All of this debris was being ground & smashed up in the cases but it was still running , I had no car and had to get to work  latter that night.
This ride included going up Bulli Pass ( google earth it ) .
The bike only stopped when the rod, now bent like a bannana had managed  to rip the entire flange off the barrels, apart from a single bolt.
Note the engine was still running at this point, but I was on the top of Captain Cook bridge so could almost roll home from there.
The main reason for shutting down was the right muffler had broken its mount and was flailing around into the lane next to me as the barrels lifted & fell.

A pair of used rods from old Joe & Allparts & the spare barrel that came with the bike & I was back on the road within a week.
I was really lucky because according to Joe they were "the last set left in Sydney"
THose of you who knew Joe will remember that line, just before he quoted you a price that was way too expensive.

That bike took my backside to Uni, to work, on holidays , up to Queensland & hooning every Friday night.
I sometimes tend to think a lot of people over think & under ride their BSA's

I think there's a lot to be said for that. A few summers ago, I had plenty of free time, and averaged 250 miles a week over a six month period, but never went further than about 150 miles away from home.

Apart from oil changes and the odd rear chain adjustment all I did was wash and polish it. Once you get it right, the more you use it, the less you fix it.
England N.W
1960 A10
England

Online Greybeard

  • Jack of all trades; master of none.
  • Wise & Enlightened
  • *
  • Join Date: Feb 2011
  • Posts: 5684
  • Karma: 30
Re: Tough BSA's
« Reply #8 on: 26.07. 2019 13:36 »
Quote

Once you get it right, the more you use it, the less you fix it.
I hope, I'm in that phase!!

Online Black Sheep

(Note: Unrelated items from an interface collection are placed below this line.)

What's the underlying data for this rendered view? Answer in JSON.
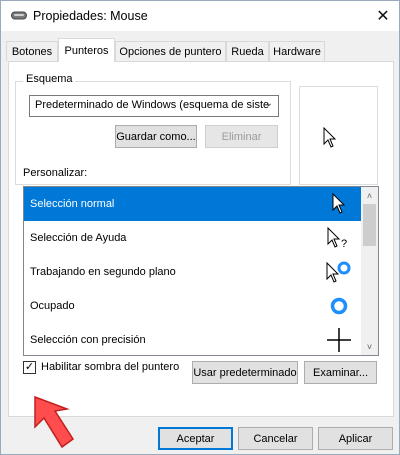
{
  "window": {
    "title": "Propiedades: Mouse",
    "close_label": "✕"
  },
  "tabs": [
    {
      "label": "Botones",
      "active": false
    },
    {
      "label": "Punteros",
      "active": true
    },
    {
      "label": "Opciones de puntero",
      "active": false
    },
    {
      "label": "Rueda",
      "active": false
    },
    {
      "label": "Hardware",
      "active": false
    }
  ],
  "scheme": {
    "group_label": "Esquema",
    "selected_value": "Predeterminado de Windows (esquema de siste",
    "save_label": "Guardar como...",
    "delete_label": "Eliminar"
  },
  "customize": {
    "label": "Personalizar:",
    "items": [
      {
        "label": "Selección normal",
        "selected": true,
        "icon": "arrow-cursor-icon"
      },
      {
        "label": "Selección de Ayuda",
        "selected": false,
        "icon": "help-cursor-icon"
      },
      {
        "label": "Trabajando en segundo plano",
        "selected": false,
        "icon": "working-cursor-icon"
      },
      {
        "label": "Ocupado",
        "selected": false,
        "icon": "busy-cursor-icon"
      },
      {
        "label": "Selección con precisión",
        "selected": false,
        "icon": "crosshair-cursor-icon"
      }
    ]
  },
  "shadow": {
    "label": "Habilitar sombra del puntero",
    "checked": true,
    "check_glyph": "✓"
  },
  "buttons": {
    "use_default": "Usar predeterminado",
    "browse": "Examinar...",
    "accept": "Aceptar",
    "cancel": "Cancelar",
    "apply": "Aplicar"
  },
  "colors": {
    "selection": "#0078d7",
    "busy_ring": "#1e8fff",
    "annotation_arrow": "#ff4d4d"
  }
}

  • Resident Legend
  • *****
  • Join Date: Apr 2017
  • Posts: 604
  • Karma: 6
    • Where black sheep live
Re: Tough BSA's
« Reply #9 on: 26.07. 2019 20:24 »
My plunger A7 has clocked up 40,000 miles since the last overhaul with no significant problems. In all the years I have had it it has never failed to get me home. It is currently being a pain with a misfire which I  am quietly tracking down (Changed all the ignition side, so it has to be the carb which looks just fine...). Still very usable just the same though.
2 twins, 2 singles, lots of sheep

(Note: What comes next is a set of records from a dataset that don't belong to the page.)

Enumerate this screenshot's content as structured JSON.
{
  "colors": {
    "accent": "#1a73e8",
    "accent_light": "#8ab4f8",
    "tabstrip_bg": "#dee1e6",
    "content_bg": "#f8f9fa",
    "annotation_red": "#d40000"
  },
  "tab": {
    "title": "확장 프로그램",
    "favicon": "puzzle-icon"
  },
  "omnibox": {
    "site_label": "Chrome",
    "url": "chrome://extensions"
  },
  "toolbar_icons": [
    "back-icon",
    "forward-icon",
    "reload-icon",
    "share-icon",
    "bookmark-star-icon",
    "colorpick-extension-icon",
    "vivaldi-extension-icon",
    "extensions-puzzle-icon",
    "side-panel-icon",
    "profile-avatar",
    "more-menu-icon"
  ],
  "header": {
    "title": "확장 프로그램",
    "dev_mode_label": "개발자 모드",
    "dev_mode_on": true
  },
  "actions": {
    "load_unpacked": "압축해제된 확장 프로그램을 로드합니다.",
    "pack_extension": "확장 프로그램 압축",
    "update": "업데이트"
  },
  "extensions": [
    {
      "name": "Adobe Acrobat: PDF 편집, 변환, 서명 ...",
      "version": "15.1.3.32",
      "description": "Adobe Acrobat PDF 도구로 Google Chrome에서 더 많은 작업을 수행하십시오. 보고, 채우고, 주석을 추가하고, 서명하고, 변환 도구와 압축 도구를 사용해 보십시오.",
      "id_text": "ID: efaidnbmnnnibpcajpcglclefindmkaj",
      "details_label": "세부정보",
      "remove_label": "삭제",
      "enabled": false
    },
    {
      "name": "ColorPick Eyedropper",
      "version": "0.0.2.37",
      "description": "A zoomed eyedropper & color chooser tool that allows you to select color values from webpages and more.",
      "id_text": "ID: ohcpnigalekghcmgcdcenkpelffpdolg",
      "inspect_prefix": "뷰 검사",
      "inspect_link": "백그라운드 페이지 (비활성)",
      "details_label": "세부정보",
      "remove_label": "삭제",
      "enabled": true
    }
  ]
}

Offline Topdad

  • bob hebdon
  • Wise & Enlightened
  • *
  • Join Date: May 2011
  • Posts: 2215
  • Karma: 32
  • l
Re: Tough BSA's
« Reply #10 on: 30.07. 2019 15:47 »
I like that phrase " the more you use it the less you fix it "

Tough indeed , I went London to the Bike show in 1966 on my first plungerA10 , on the return in pissing down rain all the way back to liverpool ,on that trip I lost a gearchange lever ,sorted by mole grips , the front bolt that holds both ex pipes in  ,had to keep kicking 'em back in with my boot, the studs on the carby loosened off giving a miss fire below 20 mph ,I was so exhausted and wet I didn't dare stop her ,she got me home I went to bed with a prayer of thanks and 2 days later put her back together but She never stopped ,every bloody bolt was loose but she didn't let me down, tough indeed!  *respect* *clap*
" rules are made for the guidance of wise men and the blind obediance of fools"
United Kingdom

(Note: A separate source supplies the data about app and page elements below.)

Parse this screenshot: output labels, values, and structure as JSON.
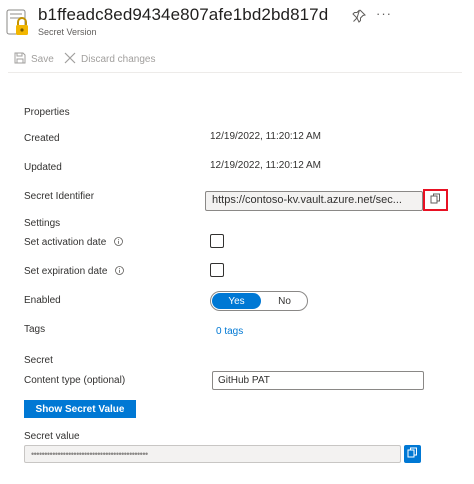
{
  "header": {
    "title": "b1ffeadc8ed9434e807afe1bd2bd817d",
    "subtitle": "Secret Version",
    "more_label": "···",
    "icon": "key-vault-secret-icon"
  },
  "toolbar": {
    "save_label": "Save",
    "discard_label": "Discard changes"
  },
  "properties": {
    "section_title": "Properties",
    "created_label": "Created",
    "created_value": "12/19/2022, 11:20:12 AM",
    "updated_label": "Updated",
    "updated_value": "12/19/2022, 11:20:12 AM",
    "identifier_label": "Secret Identifier",
    "identifier_value": "https://contoso-kv.vault.azure.net/sec..."
  },
  "settings": {
    "section_title": "Settings",
    "activation_label": "Set activation date",
    "activation_checked": false,
    "expiration_label": "Set expiration date",
    "expiration_checked": false,
    "enabled_label": "Enabled",
    "enabled_yes": "Yes",
    "enabled_no": "No",
    "enabled_value": "Yes",
    "tags_label": "Tags",
    "tags_value": "0 tags"
  },
  "secret": {
    "section_title": "Secret",
    "content_type_label": "Content type (optional)",
    "content_type_value": "GitHub PAT",
    "show_button_label": "Show Secret Value",
    "value_label": "Secret value",
    "value_masked": "••••••••••••••••••••••••••••••••••••••••••••"
  },
  "colors": {
    "accent": "#0078d4",
    "highlight": "#e81123",
    "key_icon": "#f2b600"
  }
}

Online muskrat

  • Global Moderator
  • Wise & Enlightened
  • **
  • Join Date: Jul 2009
  • Posts: 8027
  • Karma: 106
  • Lake Conjola NSW Oz
    • Shoalhaven Classic Motorcycle Club Inc
Re: Tough BSA's
« Reply #11 on: 30.07. 2019 21:06 »
G'day fellas.
For quite a while in the 90's my 51 plunger A7 was also my trail bike. On a ride out to Longfellas Pass about 10 miles ( https://tinyurl.com/y2w7x9zl ) with two mates & their girlfriends on XT600's. On the way home one XT broke down so the BSA towed it and two passengers home with only road tyres and my blue dog on the tank.
Cheers
'51 A7 plunger, '57 A7SS now A10CR, '76 XT500, '77 AG175 '83 CB1100F, '81 CB900F project.
Australia
Muskys Plunger A7